* _RAW DATA_:

***

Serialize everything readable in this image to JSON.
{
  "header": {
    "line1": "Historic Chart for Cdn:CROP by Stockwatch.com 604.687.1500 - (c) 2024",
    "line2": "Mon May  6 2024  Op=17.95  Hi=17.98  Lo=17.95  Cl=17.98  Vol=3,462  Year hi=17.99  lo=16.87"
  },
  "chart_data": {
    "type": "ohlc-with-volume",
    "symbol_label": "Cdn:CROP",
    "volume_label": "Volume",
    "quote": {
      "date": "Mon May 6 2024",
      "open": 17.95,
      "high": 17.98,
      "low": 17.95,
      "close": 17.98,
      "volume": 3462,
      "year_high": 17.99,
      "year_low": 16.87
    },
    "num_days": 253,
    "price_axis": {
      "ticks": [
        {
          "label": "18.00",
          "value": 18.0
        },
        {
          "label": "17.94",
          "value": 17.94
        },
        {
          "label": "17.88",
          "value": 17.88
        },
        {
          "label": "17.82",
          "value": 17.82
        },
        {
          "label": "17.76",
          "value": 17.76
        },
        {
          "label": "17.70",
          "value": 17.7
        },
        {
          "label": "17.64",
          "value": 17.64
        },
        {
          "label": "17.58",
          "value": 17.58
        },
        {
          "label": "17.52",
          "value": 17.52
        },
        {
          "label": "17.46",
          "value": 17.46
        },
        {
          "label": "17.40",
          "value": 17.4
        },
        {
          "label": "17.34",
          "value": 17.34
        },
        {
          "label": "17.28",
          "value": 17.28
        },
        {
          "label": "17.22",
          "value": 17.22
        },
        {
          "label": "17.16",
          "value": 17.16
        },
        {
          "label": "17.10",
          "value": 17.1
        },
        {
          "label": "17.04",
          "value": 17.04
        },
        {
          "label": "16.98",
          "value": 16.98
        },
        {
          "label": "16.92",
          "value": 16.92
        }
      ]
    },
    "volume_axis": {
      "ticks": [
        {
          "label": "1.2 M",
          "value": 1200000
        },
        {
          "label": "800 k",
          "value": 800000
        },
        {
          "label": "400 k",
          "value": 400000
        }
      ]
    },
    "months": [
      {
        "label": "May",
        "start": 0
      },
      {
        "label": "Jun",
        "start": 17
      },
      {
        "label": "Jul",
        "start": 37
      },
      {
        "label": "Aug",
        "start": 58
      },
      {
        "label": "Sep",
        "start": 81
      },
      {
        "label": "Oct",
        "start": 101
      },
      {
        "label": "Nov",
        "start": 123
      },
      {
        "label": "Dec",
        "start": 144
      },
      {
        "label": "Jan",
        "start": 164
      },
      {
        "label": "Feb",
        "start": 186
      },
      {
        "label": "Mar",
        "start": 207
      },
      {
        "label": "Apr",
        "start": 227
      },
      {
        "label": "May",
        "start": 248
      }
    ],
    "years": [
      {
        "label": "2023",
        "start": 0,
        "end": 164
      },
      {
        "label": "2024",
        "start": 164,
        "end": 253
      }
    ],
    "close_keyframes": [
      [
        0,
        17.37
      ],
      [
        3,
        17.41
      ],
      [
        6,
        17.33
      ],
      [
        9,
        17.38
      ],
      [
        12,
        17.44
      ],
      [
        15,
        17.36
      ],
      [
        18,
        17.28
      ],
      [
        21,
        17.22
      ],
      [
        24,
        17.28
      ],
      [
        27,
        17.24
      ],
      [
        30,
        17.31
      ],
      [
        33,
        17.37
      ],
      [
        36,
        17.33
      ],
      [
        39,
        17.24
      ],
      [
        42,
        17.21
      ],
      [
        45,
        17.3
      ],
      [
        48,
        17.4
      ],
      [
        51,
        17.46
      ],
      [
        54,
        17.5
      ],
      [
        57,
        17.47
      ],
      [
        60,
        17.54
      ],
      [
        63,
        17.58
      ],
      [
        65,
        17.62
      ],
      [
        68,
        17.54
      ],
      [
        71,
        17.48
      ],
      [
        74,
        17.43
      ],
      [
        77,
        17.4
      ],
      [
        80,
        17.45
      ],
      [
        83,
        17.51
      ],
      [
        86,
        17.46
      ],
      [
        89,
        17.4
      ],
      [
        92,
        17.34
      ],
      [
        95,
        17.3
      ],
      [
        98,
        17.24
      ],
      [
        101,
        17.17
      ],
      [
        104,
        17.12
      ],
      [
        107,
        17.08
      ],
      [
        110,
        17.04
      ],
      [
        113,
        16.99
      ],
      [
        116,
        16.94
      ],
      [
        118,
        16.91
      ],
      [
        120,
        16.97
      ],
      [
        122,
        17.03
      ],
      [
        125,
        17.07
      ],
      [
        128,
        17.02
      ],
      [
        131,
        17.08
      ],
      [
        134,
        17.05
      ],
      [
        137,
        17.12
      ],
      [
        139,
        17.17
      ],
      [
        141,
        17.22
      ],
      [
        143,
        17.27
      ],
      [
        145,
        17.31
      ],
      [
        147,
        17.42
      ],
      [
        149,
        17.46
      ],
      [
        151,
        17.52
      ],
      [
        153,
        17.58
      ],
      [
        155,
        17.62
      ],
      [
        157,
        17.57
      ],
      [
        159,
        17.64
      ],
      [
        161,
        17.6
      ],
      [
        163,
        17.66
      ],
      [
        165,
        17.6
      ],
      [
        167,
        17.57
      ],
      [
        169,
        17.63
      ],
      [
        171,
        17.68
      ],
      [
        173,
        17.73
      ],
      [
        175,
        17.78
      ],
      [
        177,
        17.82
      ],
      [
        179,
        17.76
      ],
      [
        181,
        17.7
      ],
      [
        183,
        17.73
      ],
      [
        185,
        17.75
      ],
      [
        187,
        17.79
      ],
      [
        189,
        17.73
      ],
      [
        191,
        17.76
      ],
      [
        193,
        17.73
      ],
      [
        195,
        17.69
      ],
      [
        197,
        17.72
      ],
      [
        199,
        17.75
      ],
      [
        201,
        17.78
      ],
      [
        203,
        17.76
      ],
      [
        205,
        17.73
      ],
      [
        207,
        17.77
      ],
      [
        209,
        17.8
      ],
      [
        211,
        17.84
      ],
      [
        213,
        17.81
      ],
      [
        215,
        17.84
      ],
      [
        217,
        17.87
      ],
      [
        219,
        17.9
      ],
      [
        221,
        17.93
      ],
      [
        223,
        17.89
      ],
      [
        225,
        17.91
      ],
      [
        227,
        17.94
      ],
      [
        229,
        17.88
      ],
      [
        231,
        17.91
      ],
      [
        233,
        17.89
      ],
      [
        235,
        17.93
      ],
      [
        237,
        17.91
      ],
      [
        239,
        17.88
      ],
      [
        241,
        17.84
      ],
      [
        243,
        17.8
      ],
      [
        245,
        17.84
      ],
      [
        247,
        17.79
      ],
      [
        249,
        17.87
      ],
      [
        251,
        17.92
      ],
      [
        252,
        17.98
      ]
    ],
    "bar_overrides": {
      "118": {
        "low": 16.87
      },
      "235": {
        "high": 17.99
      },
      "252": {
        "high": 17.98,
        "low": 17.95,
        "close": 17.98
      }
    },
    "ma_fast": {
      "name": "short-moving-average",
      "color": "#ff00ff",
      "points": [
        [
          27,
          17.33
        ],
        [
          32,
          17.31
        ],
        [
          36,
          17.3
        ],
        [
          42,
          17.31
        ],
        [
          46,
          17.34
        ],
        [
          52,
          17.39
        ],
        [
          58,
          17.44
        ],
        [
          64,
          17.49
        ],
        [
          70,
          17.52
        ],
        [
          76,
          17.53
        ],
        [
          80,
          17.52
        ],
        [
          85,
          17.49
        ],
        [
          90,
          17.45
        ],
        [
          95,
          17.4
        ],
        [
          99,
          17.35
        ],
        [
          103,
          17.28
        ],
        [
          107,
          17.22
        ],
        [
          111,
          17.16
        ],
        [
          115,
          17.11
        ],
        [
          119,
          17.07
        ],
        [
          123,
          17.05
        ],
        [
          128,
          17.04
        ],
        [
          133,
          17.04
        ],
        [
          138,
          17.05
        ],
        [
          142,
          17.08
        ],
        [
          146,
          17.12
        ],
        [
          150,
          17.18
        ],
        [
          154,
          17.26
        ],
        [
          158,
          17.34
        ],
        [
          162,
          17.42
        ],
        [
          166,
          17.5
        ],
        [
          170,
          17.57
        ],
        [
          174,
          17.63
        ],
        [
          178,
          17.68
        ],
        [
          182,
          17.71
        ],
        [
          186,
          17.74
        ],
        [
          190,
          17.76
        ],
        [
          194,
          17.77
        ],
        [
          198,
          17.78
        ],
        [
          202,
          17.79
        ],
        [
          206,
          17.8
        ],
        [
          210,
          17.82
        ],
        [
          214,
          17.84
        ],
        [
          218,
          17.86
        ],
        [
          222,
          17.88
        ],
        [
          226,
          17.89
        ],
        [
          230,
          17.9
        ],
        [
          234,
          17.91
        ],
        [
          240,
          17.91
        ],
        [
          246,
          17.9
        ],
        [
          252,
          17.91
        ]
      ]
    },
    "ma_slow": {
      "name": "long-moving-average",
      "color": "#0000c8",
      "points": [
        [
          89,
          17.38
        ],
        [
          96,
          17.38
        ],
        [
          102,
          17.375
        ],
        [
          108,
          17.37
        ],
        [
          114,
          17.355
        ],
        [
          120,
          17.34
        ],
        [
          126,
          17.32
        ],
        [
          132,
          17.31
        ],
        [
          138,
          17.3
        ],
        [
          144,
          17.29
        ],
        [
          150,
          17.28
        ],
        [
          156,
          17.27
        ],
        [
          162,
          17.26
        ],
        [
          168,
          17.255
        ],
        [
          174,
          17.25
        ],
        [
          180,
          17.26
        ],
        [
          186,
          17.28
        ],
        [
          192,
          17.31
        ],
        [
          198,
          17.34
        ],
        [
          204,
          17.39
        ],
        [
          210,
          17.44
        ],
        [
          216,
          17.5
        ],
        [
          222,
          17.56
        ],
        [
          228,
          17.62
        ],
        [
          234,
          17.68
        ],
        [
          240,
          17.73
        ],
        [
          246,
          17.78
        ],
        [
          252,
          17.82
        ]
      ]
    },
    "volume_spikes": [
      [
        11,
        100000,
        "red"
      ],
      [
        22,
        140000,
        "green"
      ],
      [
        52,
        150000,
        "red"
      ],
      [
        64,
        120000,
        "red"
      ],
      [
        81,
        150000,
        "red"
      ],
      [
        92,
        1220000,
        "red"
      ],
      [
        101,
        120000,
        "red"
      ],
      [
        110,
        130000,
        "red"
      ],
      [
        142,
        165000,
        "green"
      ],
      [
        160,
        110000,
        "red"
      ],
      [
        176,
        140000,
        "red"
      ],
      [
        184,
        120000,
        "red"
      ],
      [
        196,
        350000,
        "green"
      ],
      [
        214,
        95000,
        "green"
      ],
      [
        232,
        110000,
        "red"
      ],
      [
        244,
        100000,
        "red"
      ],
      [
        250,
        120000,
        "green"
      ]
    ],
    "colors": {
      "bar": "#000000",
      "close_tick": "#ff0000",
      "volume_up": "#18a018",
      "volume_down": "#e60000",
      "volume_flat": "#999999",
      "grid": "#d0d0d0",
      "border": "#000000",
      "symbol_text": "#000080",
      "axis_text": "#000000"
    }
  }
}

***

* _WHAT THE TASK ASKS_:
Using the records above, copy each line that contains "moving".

* _EXERCISE OUTPUT_:
      "name": "short-moving-average",
      "name": "long-moving-average",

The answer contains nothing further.